Entries from a dataset of interfaces.
-*-

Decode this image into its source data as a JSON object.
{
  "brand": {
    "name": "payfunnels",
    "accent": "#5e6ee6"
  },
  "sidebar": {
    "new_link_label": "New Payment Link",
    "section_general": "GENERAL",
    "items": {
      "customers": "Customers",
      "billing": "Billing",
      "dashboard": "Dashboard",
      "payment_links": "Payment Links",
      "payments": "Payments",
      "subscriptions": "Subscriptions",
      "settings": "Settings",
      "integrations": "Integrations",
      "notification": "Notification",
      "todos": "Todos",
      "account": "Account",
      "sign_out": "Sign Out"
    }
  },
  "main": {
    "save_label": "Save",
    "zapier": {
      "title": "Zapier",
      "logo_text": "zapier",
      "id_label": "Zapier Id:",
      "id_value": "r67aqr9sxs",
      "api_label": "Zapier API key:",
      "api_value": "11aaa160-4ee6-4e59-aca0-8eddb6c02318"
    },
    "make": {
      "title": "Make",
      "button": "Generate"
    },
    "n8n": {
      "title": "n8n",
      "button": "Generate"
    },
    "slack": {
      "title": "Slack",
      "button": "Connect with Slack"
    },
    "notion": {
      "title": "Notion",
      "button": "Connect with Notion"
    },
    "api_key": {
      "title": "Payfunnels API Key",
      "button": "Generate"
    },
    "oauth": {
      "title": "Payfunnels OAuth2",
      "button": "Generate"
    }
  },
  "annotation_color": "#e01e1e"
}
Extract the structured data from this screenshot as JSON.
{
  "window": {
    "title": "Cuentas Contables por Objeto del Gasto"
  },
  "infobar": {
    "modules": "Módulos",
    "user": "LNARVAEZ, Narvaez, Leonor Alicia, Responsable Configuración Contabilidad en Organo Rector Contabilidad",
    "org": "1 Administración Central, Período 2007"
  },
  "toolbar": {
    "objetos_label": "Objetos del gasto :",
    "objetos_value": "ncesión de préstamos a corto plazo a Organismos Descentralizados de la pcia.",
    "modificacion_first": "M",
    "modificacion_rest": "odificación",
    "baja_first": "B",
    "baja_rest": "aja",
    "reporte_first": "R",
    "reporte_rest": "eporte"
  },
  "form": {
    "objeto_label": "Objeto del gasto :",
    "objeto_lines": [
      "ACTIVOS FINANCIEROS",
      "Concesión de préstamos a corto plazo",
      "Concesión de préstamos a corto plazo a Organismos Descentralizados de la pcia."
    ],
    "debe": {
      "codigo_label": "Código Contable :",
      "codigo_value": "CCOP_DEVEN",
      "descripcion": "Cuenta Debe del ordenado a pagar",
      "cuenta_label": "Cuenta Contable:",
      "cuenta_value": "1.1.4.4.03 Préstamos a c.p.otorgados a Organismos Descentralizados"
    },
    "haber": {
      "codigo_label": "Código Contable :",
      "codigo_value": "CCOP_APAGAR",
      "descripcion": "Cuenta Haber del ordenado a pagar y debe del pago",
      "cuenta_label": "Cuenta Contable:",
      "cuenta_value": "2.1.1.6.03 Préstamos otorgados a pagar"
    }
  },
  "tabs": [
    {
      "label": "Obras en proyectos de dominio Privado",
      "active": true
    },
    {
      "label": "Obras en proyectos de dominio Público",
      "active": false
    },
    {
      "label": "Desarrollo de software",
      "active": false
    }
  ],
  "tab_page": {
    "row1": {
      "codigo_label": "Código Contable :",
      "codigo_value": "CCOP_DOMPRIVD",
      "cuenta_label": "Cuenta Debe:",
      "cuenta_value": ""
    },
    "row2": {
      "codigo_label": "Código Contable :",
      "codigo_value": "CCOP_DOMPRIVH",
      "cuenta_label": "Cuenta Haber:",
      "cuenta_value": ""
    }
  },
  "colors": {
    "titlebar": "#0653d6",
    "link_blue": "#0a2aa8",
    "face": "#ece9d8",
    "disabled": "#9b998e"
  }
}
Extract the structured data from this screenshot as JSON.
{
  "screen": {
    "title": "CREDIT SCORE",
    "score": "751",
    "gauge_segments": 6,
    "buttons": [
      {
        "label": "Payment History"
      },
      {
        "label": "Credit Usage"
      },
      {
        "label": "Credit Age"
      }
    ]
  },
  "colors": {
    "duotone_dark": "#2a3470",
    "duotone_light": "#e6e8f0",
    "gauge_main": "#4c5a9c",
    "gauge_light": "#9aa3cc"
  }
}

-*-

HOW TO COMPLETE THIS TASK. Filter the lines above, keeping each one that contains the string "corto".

ANSWER SPACE.
    "objetos_value": "ncesión de préstamos a corto plazo a Organismos Descentralizados de la pcia.",
      "Concesión de préstamos a corto plazo",
      "Concesión de préstamos a corto plazo a Organismos Descentralizados de la pcia."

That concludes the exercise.